If you want to reduce weight for the hike (which you should consider). You could have everyone carry less water and treat water along the way (chemically, UV, or filter). Remember 3L of water is around 6.6 lbs that is not insignificant weight for a 9 or 11 year old.

Food and electrolytes don't seem to be an issue here. The strenuous nature of the hike could be. 14 miles at elevation going up and down mountains could be too difficult for a 9 y.o. Many 9 y.o. could do it easily but I don't know how capable your kid is.

Sarah Kirkconnell
(sarbar) - F

Locale: In the shadow of Mt. Rainier
Re: trail food for the kids on 02/21/2013 16:48:36 MST Print View

With kids and food, get them involved in the planning. Let them pick out some of the treats and meals. As for drinks, do they like gatoraid at home? If not, use anything flavored that they like - the key is keep them drinking. Stopping for a snack and a good drink is a relaxing way to hike. I don't drink electrolytes, that is me though. Instead, I often take kettle potato chips (salt and potassium), bananas, dried apricots and so on - so while I am drinking, I get my nutrients needed :-)

Luke Schmidt
(Cameron) - MLife

Locale: The WOODS
Variety on 02/21/2013 17:03:56 MST Print View

I would not just bring one or two meals but lots of little snacks with some variety. Ideas would be dried meats (jerky, summer sausage), cheese, chips (pringles are full of fat and salt), nuts, chocalate (M&Ms don't melt), etc.

If the kids don't like one snack it won't be a huge loss because they can have another one later.

adam mcconnell
(amac)
feeding the kids on the trail on 02/21/2013 19:09:02 MST Print View
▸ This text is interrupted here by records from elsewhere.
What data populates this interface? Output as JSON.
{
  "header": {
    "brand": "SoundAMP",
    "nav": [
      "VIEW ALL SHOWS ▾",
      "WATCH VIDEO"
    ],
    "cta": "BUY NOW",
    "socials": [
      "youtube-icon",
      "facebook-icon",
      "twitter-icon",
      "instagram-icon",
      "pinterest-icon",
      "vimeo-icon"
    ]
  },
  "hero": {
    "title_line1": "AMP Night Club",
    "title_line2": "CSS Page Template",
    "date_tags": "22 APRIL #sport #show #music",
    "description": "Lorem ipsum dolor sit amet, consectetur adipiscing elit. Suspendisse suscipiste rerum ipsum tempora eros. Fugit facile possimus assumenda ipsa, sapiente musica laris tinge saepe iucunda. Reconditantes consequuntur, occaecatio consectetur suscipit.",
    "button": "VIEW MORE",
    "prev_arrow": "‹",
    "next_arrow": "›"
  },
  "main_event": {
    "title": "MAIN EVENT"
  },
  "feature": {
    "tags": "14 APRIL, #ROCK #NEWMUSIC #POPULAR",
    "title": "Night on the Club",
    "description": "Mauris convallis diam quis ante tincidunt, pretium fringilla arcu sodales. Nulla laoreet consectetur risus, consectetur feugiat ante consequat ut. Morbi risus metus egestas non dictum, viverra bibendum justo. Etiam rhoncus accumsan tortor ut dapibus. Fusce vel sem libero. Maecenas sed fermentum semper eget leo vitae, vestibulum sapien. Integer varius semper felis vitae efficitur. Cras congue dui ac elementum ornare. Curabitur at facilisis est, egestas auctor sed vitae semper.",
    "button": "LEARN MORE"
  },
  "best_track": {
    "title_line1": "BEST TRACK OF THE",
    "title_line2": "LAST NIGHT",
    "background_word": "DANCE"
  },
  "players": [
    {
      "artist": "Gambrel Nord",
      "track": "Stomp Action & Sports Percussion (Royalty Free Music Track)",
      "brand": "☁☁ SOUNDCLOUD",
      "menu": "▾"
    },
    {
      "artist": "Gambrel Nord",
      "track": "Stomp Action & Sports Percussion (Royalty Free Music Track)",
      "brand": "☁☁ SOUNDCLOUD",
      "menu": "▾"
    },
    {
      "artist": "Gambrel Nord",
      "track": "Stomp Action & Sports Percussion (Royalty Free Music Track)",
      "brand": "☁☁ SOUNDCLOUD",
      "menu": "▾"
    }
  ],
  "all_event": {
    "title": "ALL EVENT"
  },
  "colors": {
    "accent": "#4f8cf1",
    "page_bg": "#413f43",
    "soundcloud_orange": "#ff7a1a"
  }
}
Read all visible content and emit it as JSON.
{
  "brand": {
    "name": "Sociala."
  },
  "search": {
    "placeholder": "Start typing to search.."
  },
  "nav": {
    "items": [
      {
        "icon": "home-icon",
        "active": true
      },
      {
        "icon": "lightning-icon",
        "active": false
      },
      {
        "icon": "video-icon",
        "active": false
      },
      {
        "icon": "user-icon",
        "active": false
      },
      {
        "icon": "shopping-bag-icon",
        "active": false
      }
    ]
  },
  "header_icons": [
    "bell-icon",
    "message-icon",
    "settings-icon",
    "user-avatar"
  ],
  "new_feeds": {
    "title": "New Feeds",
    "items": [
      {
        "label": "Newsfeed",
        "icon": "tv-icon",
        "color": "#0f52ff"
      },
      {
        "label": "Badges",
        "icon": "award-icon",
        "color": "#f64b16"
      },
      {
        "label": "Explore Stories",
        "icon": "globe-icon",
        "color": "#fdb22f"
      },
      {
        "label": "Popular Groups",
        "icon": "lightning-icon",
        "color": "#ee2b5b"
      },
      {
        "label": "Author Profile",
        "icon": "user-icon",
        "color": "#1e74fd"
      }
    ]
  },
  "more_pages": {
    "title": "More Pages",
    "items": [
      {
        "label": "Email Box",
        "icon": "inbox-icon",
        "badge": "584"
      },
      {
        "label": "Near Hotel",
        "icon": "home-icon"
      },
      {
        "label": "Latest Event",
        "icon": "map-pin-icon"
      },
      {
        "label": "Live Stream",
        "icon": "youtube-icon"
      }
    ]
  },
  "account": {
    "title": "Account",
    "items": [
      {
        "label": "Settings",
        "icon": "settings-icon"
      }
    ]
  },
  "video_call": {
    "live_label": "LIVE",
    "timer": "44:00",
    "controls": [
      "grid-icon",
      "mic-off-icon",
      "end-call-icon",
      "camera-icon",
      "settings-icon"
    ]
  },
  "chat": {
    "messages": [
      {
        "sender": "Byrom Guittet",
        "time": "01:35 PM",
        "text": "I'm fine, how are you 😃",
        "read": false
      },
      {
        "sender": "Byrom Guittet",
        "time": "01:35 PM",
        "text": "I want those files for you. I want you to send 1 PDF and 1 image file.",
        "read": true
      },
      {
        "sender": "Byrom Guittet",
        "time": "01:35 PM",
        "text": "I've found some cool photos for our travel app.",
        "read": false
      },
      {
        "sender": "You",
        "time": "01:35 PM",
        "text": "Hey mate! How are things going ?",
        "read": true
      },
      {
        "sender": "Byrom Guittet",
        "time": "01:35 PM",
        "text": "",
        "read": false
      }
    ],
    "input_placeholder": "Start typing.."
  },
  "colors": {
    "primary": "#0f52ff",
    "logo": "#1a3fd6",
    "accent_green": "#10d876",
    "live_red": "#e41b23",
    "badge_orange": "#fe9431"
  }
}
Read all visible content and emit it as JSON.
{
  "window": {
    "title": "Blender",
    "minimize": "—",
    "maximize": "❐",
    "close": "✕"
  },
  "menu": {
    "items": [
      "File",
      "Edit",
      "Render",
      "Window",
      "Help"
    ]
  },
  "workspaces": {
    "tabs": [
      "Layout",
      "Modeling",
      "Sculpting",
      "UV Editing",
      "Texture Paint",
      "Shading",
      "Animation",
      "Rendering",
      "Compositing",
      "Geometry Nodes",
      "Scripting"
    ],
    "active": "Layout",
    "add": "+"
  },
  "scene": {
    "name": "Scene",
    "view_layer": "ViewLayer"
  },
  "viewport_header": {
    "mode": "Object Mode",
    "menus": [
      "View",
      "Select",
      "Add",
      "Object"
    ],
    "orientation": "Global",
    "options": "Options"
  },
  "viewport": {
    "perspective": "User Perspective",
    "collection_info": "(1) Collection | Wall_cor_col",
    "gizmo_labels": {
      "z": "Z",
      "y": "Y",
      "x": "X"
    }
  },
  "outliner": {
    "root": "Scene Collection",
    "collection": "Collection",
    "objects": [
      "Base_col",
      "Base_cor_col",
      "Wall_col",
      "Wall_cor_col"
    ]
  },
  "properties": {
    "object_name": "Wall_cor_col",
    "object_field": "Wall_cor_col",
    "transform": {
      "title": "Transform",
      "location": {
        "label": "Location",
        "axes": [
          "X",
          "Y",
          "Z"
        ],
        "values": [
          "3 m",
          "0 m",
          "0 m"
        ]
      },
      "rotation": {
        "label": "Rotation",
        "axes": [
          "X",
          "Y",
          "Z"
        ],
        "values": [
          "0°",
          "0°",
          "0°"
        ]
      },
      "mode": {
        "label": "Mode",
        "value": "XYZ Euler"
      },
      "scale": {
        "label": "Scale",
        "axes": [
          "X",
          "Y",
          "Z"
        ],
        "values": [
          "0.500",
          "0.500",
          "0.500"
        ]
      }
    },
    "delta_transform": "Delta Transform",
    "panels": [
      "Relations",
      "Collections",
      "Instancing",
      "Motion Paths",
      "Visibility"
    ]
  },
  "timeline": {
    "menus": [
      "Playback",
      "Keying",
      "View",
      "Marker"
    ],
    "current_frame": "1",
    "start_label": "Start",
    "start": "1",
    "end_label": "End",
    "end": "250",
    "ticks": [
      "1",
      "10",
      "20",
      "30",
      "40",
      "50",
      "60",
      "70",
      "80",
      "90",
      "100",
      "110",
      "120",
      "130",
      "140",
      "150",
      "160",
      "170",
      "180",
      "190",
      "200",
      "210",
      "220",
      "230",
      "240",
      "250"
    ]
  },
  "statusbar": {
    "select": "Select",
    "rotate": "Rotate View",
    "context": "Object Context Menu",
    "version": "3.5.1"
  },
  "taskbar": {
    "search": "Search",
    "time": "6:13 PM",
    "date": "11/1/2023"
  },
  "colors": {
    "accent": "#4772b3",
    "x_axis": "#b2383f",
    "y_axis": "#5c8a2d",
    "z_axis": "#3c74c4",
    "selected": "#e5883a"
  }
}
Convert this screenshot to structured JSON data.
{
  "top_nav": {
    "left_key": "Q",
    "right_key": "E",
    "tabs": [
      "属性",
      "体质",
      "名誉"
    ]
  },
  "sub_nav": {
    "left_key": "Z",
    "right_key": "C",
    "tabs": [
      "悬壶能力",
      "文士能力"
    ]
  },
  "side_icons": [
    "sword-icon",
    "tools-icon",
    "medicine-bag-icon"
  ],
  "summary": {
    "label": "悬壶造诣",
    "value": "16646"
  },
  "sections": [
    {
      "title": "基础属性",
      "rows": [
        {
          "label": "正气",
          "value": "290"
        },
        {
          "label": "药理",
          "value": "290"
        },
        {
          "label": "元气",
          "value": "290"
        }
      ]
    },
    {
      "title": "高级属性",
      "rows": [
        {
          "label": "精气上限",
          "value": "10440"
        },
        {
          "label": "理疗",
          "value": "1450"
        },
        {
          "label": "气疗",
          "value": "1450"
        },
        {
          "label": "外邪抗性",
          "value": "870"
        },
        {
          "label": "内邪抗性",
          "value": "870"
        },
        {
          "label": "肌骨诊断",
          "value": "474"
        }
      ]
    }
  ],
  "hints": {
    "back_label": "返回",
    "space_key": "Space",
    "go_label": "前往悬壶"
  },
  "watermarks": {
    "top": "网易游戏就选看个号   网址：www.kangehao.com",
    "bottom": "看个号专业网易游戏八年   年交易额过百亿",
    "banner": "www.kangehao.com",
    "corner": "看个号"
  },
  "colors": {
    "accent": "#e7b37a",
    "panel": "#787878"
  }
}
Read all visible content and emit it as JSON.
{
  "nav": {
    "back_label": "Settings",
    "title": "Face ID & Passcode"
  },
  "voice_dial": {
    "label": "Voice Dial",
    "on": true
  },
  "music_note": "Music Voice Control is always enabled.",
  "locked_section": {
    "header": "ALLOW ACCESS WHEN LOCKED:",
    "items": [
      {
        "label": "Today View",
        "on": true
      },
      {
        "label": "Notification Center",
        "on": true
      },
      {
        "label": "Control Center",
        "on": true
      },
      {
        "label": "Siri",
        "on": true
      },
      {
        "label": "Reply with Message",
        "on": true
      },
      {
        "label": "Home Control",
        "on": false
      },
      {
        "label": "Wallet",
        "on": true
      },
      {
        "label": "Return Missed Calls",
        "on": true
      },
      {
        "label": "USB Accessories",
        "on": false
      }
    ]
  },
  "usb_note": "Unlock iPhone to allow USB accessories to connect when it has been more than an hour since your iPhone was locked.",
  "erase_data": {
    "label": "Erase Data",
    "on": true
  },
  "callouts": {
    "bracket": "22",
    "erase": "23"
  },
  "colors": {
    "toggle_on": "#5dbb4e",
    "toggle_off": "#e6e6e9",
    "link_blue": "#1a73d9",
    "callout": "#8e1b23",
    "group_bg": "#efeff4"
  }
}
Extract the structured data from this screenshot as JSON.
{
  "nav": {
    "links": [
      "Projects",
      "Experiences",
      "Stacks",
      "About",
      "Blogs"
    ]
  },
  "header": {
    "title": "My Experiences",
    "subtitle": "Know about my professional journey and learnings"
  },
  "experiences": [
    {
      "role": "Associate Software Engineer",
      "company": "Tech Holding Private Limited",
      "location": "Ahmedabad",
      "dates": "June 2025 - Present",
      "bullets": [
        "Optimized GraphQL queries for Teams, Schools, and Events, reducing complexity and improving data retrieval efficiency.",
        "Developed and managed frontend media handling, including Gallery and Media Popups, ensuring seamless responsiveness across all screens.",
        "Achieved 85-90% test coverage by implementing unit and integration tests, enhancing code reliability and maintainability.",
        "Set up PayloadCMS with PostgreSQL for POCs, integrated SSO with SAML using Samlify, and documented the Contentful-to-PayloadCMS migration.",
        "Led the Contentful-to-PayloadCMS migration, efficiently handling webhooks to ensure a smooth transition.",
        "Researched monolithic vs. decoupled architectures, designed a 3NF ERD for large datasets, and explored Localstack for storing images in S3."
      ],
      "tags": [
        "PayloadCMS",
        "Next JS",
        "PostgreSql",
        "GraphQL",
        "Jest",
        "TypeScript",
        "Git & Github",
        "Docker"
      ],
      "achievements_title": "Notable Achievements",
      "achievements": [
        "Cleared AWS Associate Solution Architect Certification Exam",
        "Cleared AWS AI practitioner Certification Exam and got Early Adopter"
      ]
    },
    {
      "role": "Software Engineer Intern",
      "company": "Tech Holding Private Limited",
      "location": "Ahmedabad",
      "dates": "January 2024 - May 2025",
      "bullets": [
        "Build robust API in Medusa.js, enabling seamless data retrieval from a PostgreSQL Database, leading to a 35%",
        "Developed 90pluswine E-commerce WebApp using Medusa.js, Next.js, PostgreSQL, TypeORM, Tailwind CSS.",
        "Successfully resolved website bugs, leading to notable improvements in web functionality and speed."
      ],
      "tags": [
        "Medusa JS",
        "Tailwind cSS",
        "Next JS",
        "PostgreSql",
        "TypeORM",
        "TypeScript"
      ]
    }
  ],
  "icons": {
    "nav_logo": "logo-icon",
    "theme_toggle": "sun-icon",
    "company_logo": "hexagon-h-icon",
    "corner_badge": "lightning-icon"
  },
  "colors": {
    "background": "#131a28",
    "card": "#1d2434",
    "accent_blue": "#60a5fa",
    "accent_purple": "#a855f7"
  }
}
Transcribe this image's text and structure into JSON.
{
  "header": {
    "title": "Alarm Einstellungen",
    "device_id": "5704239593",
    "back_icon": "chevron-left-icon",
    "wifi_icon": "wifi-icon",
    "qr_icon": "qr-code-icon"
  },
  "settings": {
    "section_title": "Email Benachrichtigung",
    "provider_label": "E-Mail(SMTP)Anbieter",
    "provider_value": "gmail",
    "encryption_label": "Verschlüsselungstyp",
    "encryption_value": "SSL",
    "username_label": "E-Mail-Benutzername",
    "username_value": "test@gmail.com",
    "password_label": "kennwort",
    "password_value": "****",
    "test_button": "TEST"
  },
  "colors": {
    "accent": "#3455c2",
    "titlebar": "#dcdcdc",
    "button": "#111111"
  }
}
Some great advice. My kids are pretty different when it comes to their stamina. My 9 year old will be on my heels the whole time. My 11 year old lags behind and my wife hangs with him. In the end, they both can hang for the day. However, I don't think this has anything to do with their intake. As for snacks and meals, we just get tired of the same old P&J thing for lunch. We did jerky the last time out and everyone just got tired of it. Sun dried fruit snacks may be a good thing to try. We do put together a kid friendly trail mix - m&m's, nuts, raisins, granola, etc... I will definitely get the kids input on what they want. Sounds like anything goes for simple day hikes? Since I'm the mule, I want to try and bring things everyone will enjoy. Thanks for the feedback.

Rob E
(eatSleepFish)

Locale: Canada
Bannock bread on 02/21/2013 19:28:10 MST Print View

It might not be directly applicable to the day trips you have planned this summer, but I think a recipe like Bannock bread would have a lot of appeal to youngsters. It requires a fire (or stove), and some preparation and is a little bit hands-on, but is inexpensive and easy to make, and quite tasty when fresh.

It might be a good change of pace and a good learning experience to cook something quick and tasty over a fire (or stove), rather than just opening yet another package of something chosen for ultralighters because it has a slightly better calorie-per-gram profile. For kids in this instance it can be as much about the process as the food itself.

Edited by eatSleepFish on 02/21/2013 19:29:18 MST.

Paul Mountford
(Sparticus) - MLife

Locale: Atlantic Canada
Re: Bannock bread on 02/22/2013 01:01:14 MST Print View

+1 on Bannock.

My son’s first backpacking trip was a winter one when he was 6 years old. 8 years later, he still remembers Bannock dipped in Maple Syrup with a side of bacon as his favourite camping meal!

Sean Staplin
(mtnrat) - MLife

Locale: Southern Cdn Rockies
Kids food on 02/22/2013 23:32:52 MST Print View

Same as Has been done for years. Gorp, chocolate bar, sandwich or two, cheese, salami. DONE

Edited by mtnrat on 02/22/2013 23:34:00 MST.

Charles P
(mediauras)

Locale: Terra
Re: Kids food on 02/23/2013 11:44:55 MST Print View

My kids devour cans of smoked trout (w/ crackers) on our hikes. We buy trader joes brand but there are others. Comes drenched in oil so tons of calories and protein, powers them through the afternoon.

I think its a great idea to let them pick some foods, but I've also discovered that they'll eat anything out there -- they're starving!

Sounds like a great trip!